In most traditional theatre productions, there’s an invisible fourth wall between the audience and the actors. However, sometimes the performers break it by speaking directly to the viewers. Perhaps the character acts as a kind of narrator, like Tom Wingfield in The Glass Menagerie. Or maybe it’s a soliloquy, like Richard III alone onstage letting the audience in on his evil intentions in his opening speech. And sometimes it’s a brief aside that divulges what someone is thinking.
An aside is a remark made by a character to the audience that is not heard by the other characters onstage. This dramatic device became popular in the Elizabethan era and was used liberally by Shakespeare. Many of his characters share quick comments that allow audiences to get inside their heads, such as Hamlet’s aside about his uncle/stepfather Claudius being “a little more than kin, and less than kind.” Asides are always revealing and often witty, and create an intimate connection between the character and the spectators. After all, you’re in on a secret that none of the other characters know!

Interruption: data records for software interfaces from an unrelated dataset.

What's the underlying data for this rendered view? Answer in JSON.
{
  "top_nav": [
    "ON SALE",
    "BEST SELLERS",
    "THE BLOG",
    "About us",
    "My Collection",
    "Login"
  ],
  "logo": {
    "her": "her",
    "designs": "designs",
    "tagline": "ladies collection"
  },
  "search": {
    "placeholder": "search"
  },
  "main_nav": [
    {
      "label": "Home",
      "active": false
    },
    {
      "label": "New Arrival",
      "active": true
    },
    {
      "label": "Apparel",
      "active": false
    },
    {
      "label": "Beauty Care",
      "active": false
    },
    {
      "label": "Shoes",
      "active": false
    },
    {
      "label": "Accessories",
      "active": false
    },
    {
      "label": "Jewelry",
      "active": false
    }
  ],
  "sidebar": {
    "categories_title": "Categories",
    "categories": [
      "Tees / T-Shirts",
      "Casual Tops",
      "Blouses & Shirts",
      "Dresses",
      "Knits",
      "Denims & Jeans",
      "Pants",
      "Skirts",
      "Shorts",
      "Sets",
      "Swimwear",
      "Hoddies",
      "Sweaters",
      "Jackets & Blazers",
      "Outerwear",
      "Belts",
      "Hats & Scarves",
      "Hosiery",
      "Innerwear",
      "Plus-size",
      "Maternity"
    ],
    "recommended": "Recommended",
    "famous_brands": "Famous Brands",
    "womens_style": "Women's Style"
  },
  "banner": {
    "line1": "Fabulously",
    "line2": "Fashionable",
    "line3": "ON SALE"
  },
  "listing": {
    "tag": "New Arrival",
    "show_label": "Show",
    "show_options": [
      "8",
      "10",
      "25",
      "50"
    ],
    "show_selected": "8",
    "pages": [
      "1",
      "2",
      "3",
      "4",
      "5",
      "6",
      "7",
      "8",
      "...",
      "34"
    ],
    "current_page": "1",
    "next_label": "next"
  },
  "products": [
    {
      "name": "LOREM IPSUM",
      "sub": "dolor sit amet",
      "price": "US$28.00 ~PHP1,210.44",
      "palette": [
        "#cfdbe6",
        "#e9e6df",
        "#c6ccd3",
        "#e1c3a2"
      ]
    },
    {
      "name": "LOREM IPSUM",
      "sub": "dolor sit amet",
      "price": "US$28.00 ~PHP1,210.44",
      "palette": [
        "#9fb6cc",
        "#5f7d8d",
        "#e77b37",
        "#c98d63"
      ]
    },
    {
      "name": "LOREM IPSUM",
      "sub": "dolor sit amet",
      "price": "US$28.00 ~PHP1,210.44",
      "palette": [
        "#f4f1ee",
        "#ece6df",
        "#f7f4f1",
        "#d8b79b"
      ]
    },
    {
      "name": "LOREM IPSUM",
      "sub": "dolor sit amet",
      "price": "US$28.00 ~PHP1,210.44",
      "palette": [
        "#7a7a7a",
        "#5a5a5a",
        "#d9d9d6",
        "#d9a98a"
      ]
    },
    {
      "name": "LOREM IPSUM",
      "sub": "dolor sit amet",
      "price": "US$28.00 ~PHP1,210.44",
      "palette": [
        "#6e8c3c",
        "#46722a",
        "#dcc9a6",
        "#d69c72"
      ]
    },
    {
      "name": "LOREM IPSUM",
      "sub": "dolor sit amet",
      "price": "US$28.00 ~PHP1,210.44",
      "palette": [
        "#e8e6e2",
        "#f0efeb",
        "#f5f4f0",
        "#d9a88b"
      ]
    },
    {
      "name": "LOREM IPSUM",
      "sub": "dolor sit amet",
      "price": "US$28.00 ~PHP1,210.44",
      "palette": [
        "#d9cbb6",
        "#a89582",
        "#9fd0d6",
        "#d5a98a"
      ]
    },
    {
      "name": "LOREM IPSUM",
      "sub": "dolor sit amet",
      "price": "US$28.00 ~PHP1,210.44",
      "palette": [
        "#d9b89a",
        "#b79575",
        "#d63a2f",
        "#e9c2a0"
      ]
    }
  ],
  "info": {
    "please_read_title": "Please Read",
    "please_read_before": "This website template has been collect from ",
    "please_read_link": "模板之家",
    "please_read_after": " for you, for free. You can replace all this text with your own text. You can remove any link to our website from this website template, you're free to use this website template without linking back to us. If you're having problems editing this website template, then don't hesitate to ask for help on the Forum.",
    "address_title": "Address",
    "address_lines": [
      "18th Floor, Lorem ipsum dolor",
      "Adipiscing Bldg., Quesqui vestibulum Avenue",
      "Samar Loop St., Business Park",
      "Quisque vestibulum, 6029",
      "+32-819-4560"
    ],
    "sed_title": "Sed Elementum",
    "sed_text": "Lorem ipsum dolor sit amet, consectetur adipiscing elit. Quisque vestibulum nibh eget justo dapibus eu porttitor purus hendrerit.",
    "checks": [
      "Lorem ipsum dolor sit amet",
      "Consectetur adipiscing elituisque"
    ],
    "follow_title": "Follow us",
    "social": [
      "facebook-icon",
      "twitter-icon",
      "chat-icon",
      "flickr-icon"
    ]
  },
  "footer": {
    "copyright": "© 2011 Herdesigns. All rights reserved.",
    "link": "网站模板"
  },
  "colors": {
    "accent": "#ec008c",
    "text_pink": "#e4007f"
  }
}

Although contemporary playwrights aren’t as fond of asides as their predecessors, you still spot them from time to time onstage. See Richard Bean’s uproarious One Man, Two Guvnors (though it’s illuminating to note that it was based on Italian playwright Carlo Goldoni’s 18th-century, Commedia dell’arte-style comedy The Servant of Two Masters). These days, you’re more likely to see asides employed by characters in movies or on TV, like Kevin Spacey’s power-hungry politico Frank Underwood on House of Cards, who relishes speaking directly to the camera. His asides may be fleeting but, as with the Bard, they’re often the most memorable lines in the show.
— Raven Snook
This video was written, directed and acted by the Dramaturgy and Dramatic Criticism department at the Yale School of Drama.